- _Record excerpts_
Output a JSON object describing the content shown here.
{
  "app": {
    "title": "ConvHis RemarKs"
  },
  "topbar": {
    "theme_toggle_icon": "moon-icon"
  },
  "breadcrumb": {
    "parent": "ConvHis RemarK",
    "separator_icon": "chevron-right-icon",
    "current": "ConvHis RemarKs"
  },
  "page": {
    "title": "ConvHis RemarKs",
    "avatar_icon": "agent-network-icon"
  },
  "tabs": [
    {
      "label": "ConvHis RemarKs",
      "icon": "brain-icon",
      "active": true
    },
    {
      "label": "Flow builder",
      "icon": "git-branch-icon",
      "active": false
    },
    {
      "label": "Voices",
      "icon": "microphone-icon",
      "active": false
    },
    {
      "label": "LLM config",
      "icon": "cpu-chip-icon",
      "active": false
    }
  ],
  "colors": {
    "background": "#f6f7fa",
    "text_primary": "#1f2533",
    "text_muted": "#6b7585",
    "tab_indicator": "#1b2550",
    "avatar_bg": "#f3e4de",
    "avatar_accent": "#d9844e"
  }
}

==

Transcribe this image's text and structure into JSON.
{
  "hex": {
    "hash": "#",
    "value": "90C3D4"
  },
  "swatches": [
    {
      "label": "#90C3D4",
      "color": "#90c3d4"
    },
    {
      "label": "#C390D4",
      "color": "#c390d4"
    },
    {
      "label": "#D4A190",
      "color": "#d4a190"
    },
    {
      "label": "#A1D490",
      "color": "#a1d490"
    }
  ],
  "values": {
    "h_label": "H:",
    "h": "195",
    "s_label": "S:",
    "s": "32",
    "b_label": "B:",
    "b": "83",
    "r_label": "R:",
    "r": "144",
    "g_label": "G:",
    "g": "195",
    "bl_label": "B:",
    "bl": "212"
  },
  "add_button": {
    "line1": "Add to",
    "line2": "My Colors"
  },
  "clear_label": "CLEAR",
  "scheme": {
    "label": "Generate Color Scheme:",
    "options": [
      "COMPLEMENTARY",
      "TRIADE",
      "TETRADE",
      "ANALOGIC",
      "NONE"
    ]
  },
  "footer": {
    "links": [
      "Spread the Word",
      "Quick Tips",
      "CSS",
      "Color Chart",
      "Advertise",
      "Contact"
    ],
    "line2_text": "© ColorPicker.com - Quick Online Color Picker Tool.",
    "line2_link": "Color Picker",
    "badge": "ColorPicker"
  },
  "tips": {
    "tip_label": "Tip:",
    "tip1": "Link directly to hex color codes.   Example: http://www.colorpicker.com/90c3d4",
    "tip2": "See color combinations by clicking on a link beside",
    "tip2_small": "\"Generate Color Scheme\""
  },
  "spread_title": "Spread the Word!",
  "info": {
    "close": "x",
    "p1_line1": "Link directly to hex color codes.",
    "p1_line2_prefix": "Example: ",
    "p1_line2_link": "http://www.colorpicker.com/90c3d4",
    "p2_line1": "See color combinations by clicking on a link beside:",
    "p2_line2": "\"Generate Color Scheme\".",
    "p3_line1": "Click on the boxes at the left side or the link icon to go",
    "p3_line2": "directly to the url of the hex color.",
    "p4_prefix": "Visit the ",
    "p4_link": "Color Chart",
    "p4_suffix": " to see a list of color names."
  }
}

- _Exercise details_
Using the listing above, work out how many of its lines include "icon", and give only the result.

- _Task output_
8